As part of a continuing study of thoracic injury resulting from side impact loading, the interrelationships between subject age, various kinematic parameters characterizing the impact, and injury severity were investigated in data from a series of 30 cadaver tests.
These 30 tests include, in addition to the tests previously reported by the authors, sled tests conducted by the University of Heidelberg and car crash tests performed by ONSER. These new data expand the range of subject age to 67 years.
Two propositions are examined in this analysis. The first being: Can mechanical response measures partition side impact injuries into different categories? And the second being: Can a continuous function be constructed that can accurately predict a dependent injury severity variable given the various response variables available?
With regard to the first proposition, it is shown that by using any of a number of kinematic variables the present data can be easily partitioned into two classes consisting of those injuries of an AIS 80 severity of four and greater and those of AIS 80 three and less.

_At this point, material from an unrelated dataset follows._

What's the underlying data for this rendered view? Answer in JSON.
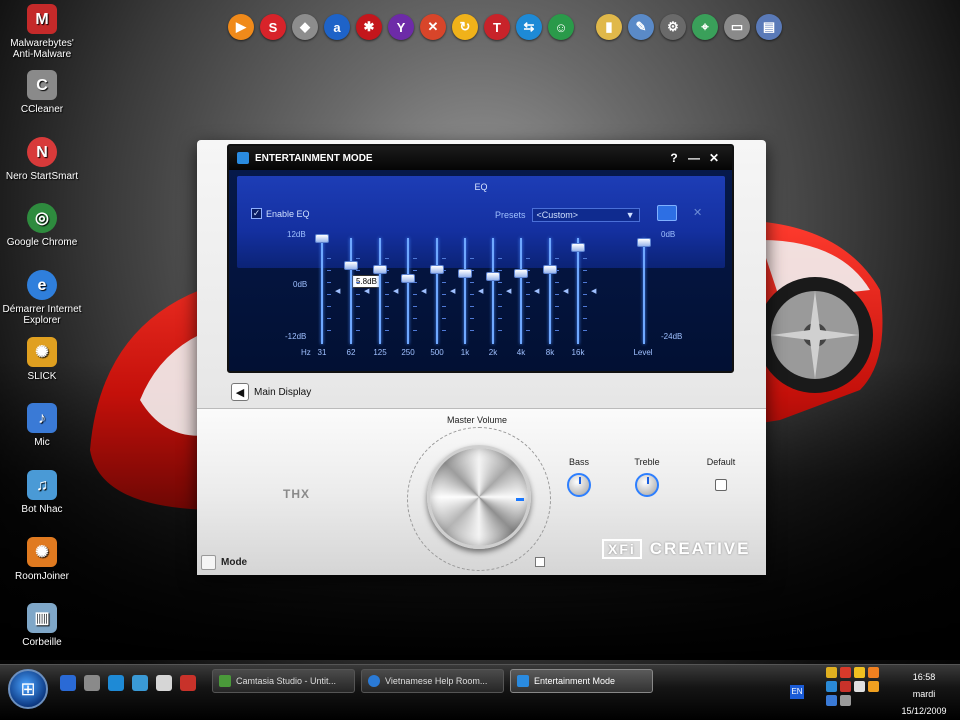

For the second proposition, peak acceleration of the struck side rib along with age proved the best in predicting a new injury variable, fatality rate, which is a function of two highest AIS values in the body region. Age was a needed explanatory variable in all cases.